TV is Changing Forever... But Is Your Brand Prepared?
Television has come a long way from black and white TV sets. From the first broadcast ad, boasting the ‘tingling freshness’ of Gibbs SR’s toothpaste in 1955, the digital age has reinvigorated many facets of the television industry, and continues to propel the industry towards further innovation. As television evolves and starts to include smaller, compressed agile screens, so too have advertising strategies began to shift and adapt to these technological changes.
The rise of digital also heralded a shift in the way in which we, as consumers, like to watch TV. Nestling into the couch for the regular 6pm soap opera seems to have been swapped for the early morning commute with Netflix in one hand and a coffee in the other. For marketers looking to cash in on TV’s lucrative advertising possibilities, the challenge takes the form of crafting compelling content that meets the changing nature of TV and engages consumers across all screens. Our latest report in collaboration with Sapio Research delivers a deep-dive into the current landscape of Advanced TV today and what consumers really think about TV.
Won Over by Tradition
From the flurry of excitement surrounding Netflix’s latest originals, as well as their rivals’ latest installments, you’d be forgiven for thinking streaming services have supplanted traditional TV as TV’s new titans. Considering digital streaming lives across multiple devices, and this compatibility with our increasingly on-the-go lifestyle, the focus on traditional & linear TV seems to have dwindled on a few core audiences.
On the contrary, our research actually revealed that traditional TV continues to prevail over its digital counterpart. When asked how consumers spend their time watching television, a large portion stated that traditional TV captures the largest share of TV watching (41%), whereas paid subscription services comprise 30%. Evidently, traditional TV’s advertising power still holds significant presence in the market, and while TV lacks the intricate audience and measurement metrics that advertising on digital platforms promises, the reach is much wider. Nevertheless - traditional continues to enjoy its reign, but the increasing rise of digital is gaining traction in the marketplace.
Digesting Digital Culture

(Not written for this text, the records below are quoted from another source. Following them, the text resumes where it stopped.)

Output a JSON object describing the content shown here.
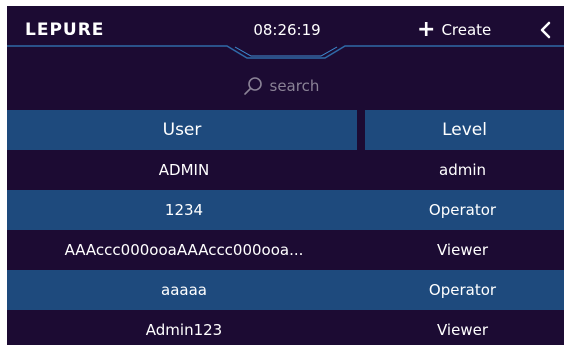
{
  "header": {
    "logo_text": "LEPURE",
    "time": "08:26:19",
    "create_label": "Create",
    "accent_color": "#1e4a7d"
  },
  "search": {
    "placeholder": "search"
  },
  "table": {
    "columns": [
      "User",
      "Level"
    ],
    "rows": [
      {
        "user": "ADMIN",
        "level": "admin"
      },
      {
        "user": "1234",
        "level": "Operator"
      },
      {
        "user": "AAAccc000ooaAAAccc000ooa...",
        "level": "Viewer"
      },
      {
        "user": "aaaaa",
        "level": "Operator"
      },
      {
        "user": "Admin123",
        "level": "Viewer"
      }
    ]
  },
  "colors": {
    "background": "#1c0b33",
    "row_alt": "#1e4a7d",
    "text": "#ffffff",
    "muted": "#8a8296"
  }
}
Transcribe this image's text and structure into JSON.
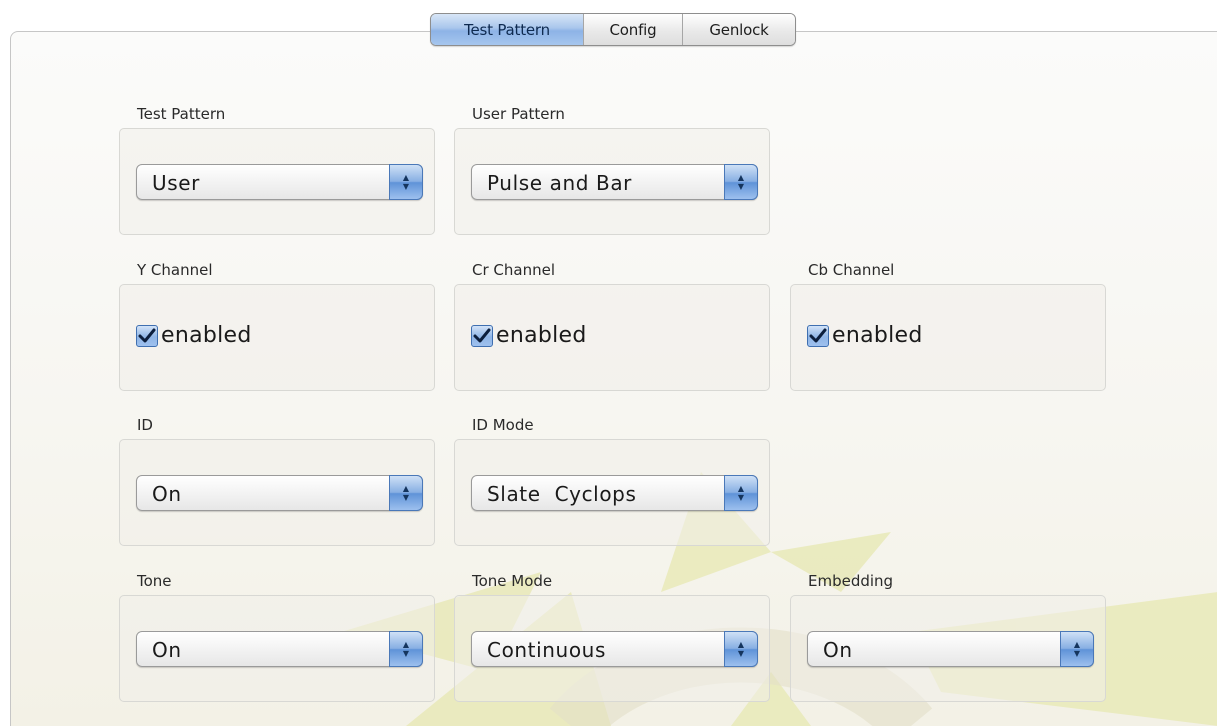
{
  "tabs": [
    {
      "label": "Test Pattern",
      "active": true
    },
    {
      "label": "Config",
      "active": false
    },
    {
      "label": "Genlock",
      "active": false
    }
  ],
  "groups": {
    "test_pattern": {
      "label": "Test Pattern",
      "value": "User"
    },
    "user_pattern": {
      "label": "User Pattern",
      "value": "Pulse and Bar"
    },
    "y_channel": {
      "label": "Y Channel",
      "checkbox_label": "enabled",
      "checked": true
    },
    "cr_channel": {
      "label": "Cr Channel",
      "checkbox_label": "enabled",
      "checked": true
    },
    "cb_channel": {
      "label": "Cb Channel",
      "checkbox_label": "enabled",
      "checked": true
    },
    "id": {
      "label": "ID",
      "value": "On"
    },
    "id_mode": {
      "label": "ID Mode",
      "value": "Slate  Cyclops"
    },
    "tone": {
      "label": "Tone",
      "value": "On"
    },
    "tone_mode": {
      "label": "Tone Mode",
      "value": "Continuous"
    },
    "embedding": {
      "label": "Embedding",
      "value": "On"
    }
  },
  "icons": {
    "popup_arrows": "up-down-arrows-icon",
    "check": "checkmark-icon",
    "watermark": "sunburst-logo"
  },
  "colors": {
    "accent_blue": "#8db3e6",
    "watermark": "#e6e6a8"
  }
}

Digital culture catalysed a shift in all forms of media, and is now inextricably linked to the lives of digitally native young generations. While traditional TV still captures the largest viewing time on a macro level, a closer inspection of our data reveals how this is broken down by age demographics. Those in the age group 66+ stated that the lionshare of their TV watching was made up by traditional TV (71%), whereas 45% of viewing time for those aged 18-24 was comprised of paid subscription services - showing that digital culture, intertwined with younger generations, is catching up to traditional TV. The increasing overlap between TV and digital culture is also indicated in the fact that 18-24-year-olds prefer to define Netflix et al as ‘TV’ (62%) as opposed to ‘Digital Video.’ (38%)
Refine Your Targeting
The changing face of TV means businesses need to provide better targeting capabilities in order to meet the demands of consumers today. Enter personalisation. With so many competing voices in advertising, ‘Ad Fatigue’ has become more than just a buzzword. Marketers now need to be able to penetrate the noise with advertising that is engaging and eye-catching. As consumer lifestyles and preferences change, personalisation has become a laser-focused way of reaching the right audience at the right time.
Additionally, following the implementation of GDPR, consumers are starting to become more aware of how advertisers make use of their data. From our own research, we learnt that 70% of consumers feel their data has become more valuable to advertisers over time. But when it comes to using data for personalised targeting, it seems there is a little more work to do. 59% of consumers stated that they felt they had been targeted with personalised advertising on TV, but only a fifth (20%) remember what brand or product this was related to. If we consider that 70% of consumers believe they have enjoyed a better experience with advertisers now that ads are more aligned with their lifestyles and preferences, we see just how critical personalisation has become in order to combat this so-called “Ad Fatigue”.
For now, we know the future of TV is not completely set in stone. But as consumer preferences and lifestyles change, it is important to reflect upon your marketing strategy straight away - CTV is available now!